Search the data for the word "Exclude" and copy every line where it occurs.

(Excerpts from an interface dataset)
BEGIN

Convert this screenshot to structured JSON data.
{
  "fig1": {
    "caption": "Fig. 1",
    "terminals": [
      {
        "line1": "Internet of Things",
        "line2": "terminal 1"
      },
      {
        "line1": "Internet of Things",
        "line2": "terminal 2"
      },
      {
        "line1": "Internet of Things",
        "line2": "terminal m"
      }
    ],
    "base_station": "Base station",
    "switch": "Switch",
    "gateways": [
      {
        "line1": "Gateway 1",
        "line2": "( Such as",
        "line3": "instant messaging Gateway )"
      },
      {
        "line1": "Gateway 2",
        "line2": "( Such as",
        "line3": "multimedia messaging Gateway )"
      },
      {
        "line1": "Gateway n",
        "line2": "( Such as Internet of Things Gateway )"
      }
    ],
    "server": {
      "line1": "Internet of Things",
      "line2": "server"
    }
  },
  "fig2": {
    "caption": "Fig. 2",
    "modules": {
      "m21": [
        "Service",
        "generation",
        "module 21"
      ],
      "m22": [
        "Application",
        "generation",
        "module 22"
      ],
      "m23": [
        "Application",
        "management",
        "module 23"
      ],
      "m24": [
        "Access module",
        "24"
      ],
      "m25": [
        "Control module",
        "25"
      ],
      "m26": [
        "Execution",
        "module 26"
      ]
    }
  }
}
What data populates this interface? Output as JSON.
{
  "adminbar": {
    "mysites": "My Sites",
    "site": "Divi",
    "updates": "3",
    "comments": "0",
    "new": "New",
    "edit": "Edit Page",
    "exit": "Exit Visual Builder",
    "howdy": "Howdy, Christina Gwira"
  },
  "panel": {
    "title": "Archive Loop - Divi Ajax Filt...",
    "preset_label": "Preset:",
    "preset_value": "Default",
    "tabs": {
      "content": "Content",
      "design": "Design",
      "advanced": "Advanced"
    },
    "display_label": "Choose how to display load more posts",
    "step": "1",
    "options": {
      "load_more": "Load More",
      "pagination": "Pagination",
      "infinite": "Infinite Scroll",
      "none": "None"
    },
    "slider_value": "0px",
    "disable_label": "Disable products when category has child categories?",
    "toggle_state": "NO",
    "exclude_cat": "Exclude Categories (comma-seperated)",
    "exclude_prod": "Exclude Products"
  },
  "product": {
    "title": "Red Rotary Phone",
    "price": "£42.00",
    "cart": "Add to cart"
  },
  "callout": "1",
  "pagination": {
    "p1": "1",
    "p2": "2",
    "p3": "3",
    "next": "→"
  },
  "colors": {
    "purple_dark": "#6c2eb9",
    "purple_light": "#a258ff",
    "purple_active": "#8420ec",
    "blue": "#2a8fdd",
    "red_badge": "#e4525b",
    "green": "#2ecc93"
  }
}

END

**Answer for this exercise:**
    "exclude_cat": "Exclude Categories (comma-seperated)",
    "exclude_prod": "Exclude Products"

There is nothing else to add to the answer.